Today was the day that my horses got shod for the spring hunt season. That means shoes all around for Freedom and front shoes for Zelda. I’d pulled their shoes after the first snow and going barefoot for the winter was good for them. Both horses are coming into the spring with great looking feet.
In particular, Zelda was able to grow out the divot in her front right hoof — something that had plagued her since she’d arrived in June of last year.
For Zelda, my farrier heats the shoes in her forge and then shapes them to her foot. Working with hot metal allows the farrier to make subtle adjustments to the shoe, which (if done correctly) achieve a better fit. It is considered to be “hot shoeing” even if you don’t set the shoe hot.
Setting the shoe while it’s hot (not red hot) cauterizes and seals the hoof but it also can help set the shoe more precisely, enabling a tighter, more stable fit. This is especially true when you’re using clips.
Is hot shoeing “better” than cold shoeing? I hope my friend Fran Jurga will pipe up here, as she knows a lot more than I do about this subject! My feeling is that if the farrier is skilled, they can achieve a good fit with either method, but that some farriers go with a cold shoeing method because it’s more economical (and faster) to tap on a shoe that’s a good fit and then rasp the hoof to shape it.
We had never hot set the shoes to Zelda before and that first time is always a bit of a gamble. Some horses don’t like it. But Zelda? She couldn’t have cared less.

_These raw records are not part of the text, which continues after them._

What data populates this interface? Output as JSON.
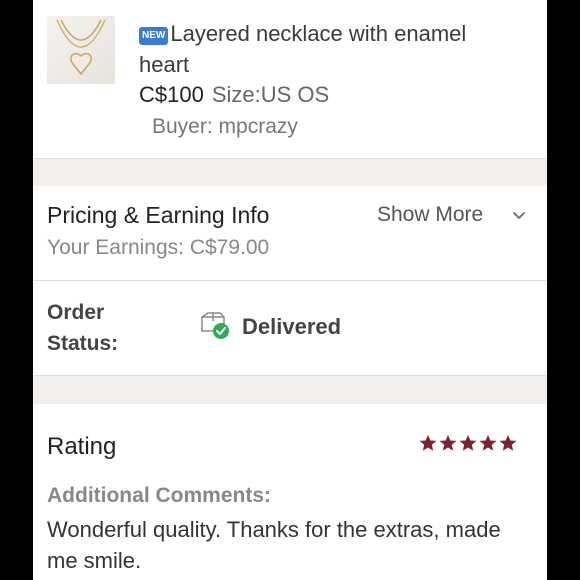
{
  "item": {
    "badge": "NEW",
    "title": "Layered necklace with enamel heart",
    "price": "C$100",
    "size": "Size:US OS",
    "buyer": "Buyer: mpcrazy",
    "thumbnail_icon": "necklace-photo"
  },
  "pricing": {
    "title": "Pricing & Earning Info",
    "show_more": "Show More",
    "earnings": "Your Earnings: C$79.00"
  },
  "order_status": {
    "label_line1": "Order",
    "label_line2": "Status:",
    "value": "Delivered",
    "icon": "box-check-icon",
    "check_color": "#34a853"
  },
  "rating": {
    "title": "Rating",
    "stars": 5,
    "max_stars": 5,
    "star_color": "#7b2336",
    "comments_label": "Additional Comments:",
    "comments": "Wonderful quality. Thanks for the extras, made me smile."
  }
}
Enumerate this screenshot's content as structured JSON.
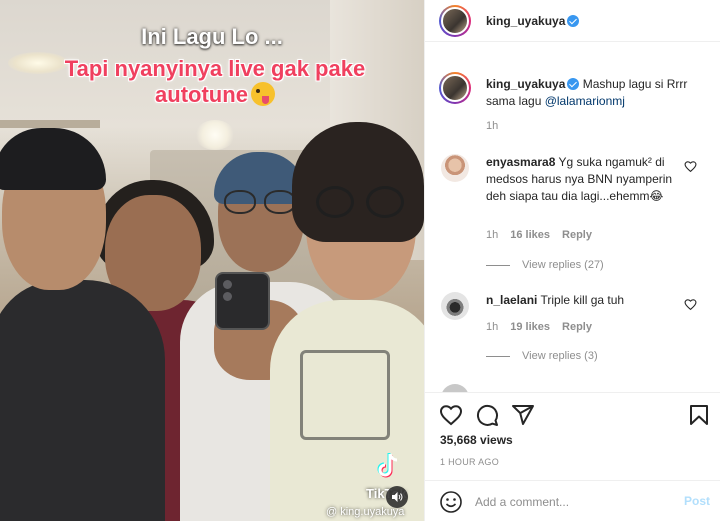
{
  "video": {
    "overlay_line1": "Ini Lagu Lo ...",
    "overlay_line2": "Tapi nyanyinya live gak pake autotune",
    "tiktok_watermark": "TikTok",
    "tiktok_handle": "@ king.uyakuya"
  },
  "post": {
    "author": "king_uyakuya",
    "caption_author": "king_uyakuya",
    "caption_text": "Mashup lagu si Rrrr sama lagu ",
    "caption_mention": "@lalamarionmj",
    "caption_time": "1h",
    "views": "35,668 views",
    "posted": "1 HOUR AGO"
  },
  "comments": [
    {
      "username": "enyasmara8",
      "text": "Yg suka ngamuk² di medsos harus nya BNN nyamperin deh siapa tau dia lagi...ehemm😂",
      "time": "1h",
      "likes": "16 likes",
      "reply": "Reply",
      "view_replies": "View replies (27)"
    },
    {
      "username": "n_laelani",
      "text": "Triple kill ga tuh",
      "time": "1h",
      "likes": "19 likes",
      "reply": "Reply",
      "view_replies": "View replies (3)"
    }
  ],
  "add_comment": {
    "placeholder": "Add a comment...",
    "post_label": "Post"
  },
  "icons": {
    "like": "heart-icon",
    "comment": "comment-icon",
    "share": "paper-plane-icon",
    "save": "bookmark-icon",
    "emoji": "smile-icon",
    "mute": "speaker-icon"
  },
  "colors": {
    "overlay_accent": "#f0405f",
    "link": "#00376b",
    "verified": "#3897f0",
    "post_disabled": "#b2dffc"
  }
}
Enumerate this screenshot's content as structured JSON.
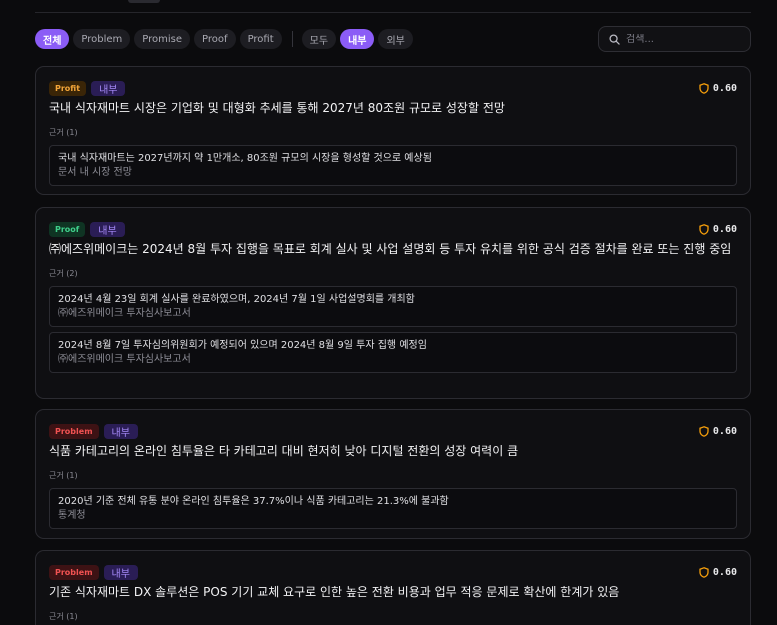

Hot shoeing is not as common as it once was. Now farriers can purchase a wide variety of shapes and sizes, so custom fabricating or modifications are often not as necessary. When shoeing large, heavy horses, it is more frequently employed because the shoes they wear are larger and heavier.
How do your farriers shoe?